In Petry, the Wings gain a 6-foot-3, 209-pound veteran of 864 NHL games, who has posted in the double-digits in assists eight straight seasons. He had a career-high 23 power play points in 2017-18 as a member of the Canadiens. And with the Canadiens retaining 50% of Petry’s contract (which runs 2024-25 with a $6.25 million salary cap hit) and the Pittsburgh Penguins also retaining a chunk, the cap hit for the Wings over the next two seasons is $2,343,750.
Petry shores up the right side of the defense, which lost Filip Hronek via trade back in March. Yzerman brought in right-shot Justin Holl via free agency, but Holl doesn’t have Petry’s offensive skill set.
Yzerman’s summer blockbuster trade happened July 9, when he acquired Farmington Hills’ DeBrincat from the Ottawa Senators. That cost Dominik Kubalik, Donovan Sebrango, and a conditional 2024 first-round pick. Kubalik, 27, scored 20 goals last season, and was in the last year of his contract and uncertain to be re-signed. Sebrango, 21, was a third-round pick (63) in 2020 who had dropped on the depth chart behind the likes of Simon Edvinsson, Antti Tuomisto and Albert Johansson.
The Wings can choose between their own or Boston’s first-round pick, which is from the Tyler Bertuzzi trade and top-10 protected. The bottom line is, the Wings still have a first-round pick in 2024, which is crucial for a team that is still rebuilding.
Even with adding Petry and signing DeBrincat to a four-year, $31.5 million deal, the Wings still have around $6 million in salary cap space entering the 2023-24 season.
Training camp opens next month, and then comes exhibition season, which is when the coaching staff will sort out who plays with whom. But via trades — Petry, DeBrincat, and forward Klim Kostin — and via free agency — forwards J.T. Compher, Daniel Sprong, Christian Fischer; defensemen Holl and Shayne Gostisbehere; goaltender James Reimer — the Wings appear to have the skill and depth to challenge for what would be their first playoff berth since 2016.
They look tougher (which needed to be addressed after those two embarrassing outings in Ottawa at the end of February, right before the trade deadline) and deeper, and Yzerman largely has accomplished that while leaving himself roster maneuverability and cap flexibility down the road.

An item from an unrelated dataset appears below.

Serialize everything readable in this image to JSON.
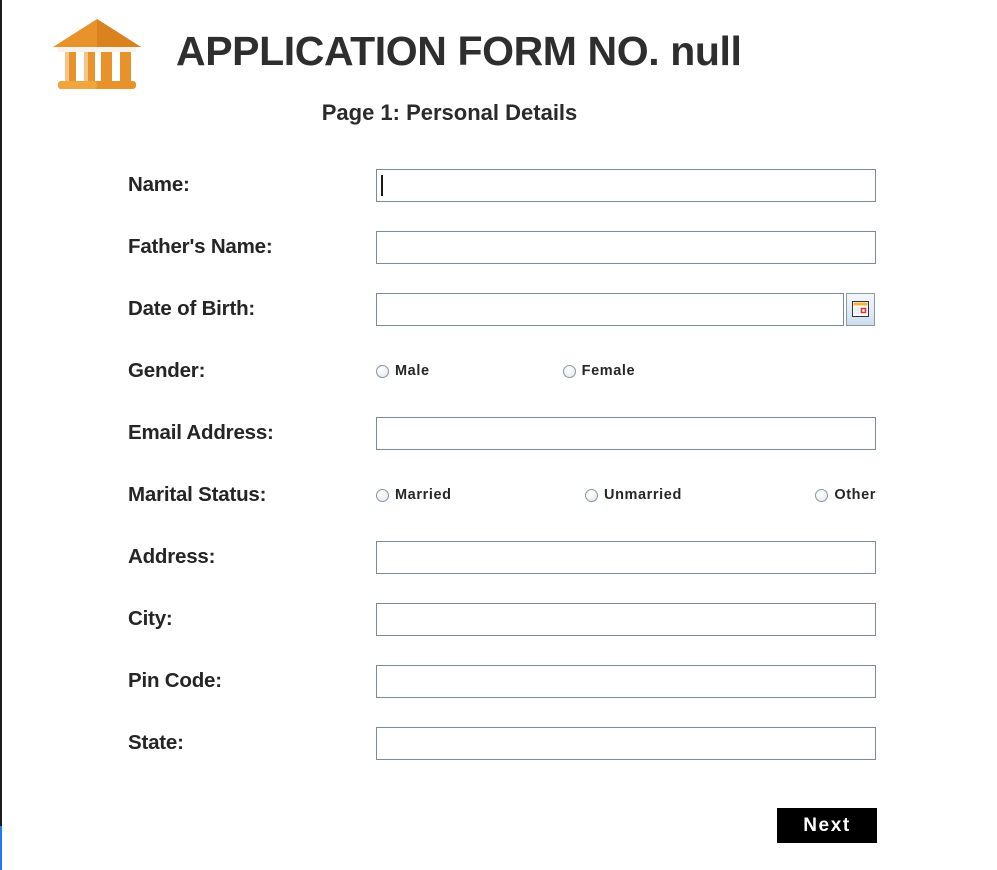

Her latest book, “On the Clock: Behind the Scenes with the Detroit Red Wings at the NHL Draft,” is available from Amazon, Barnes & Noble and Triumph Books. Personalized copies available via her e-mail.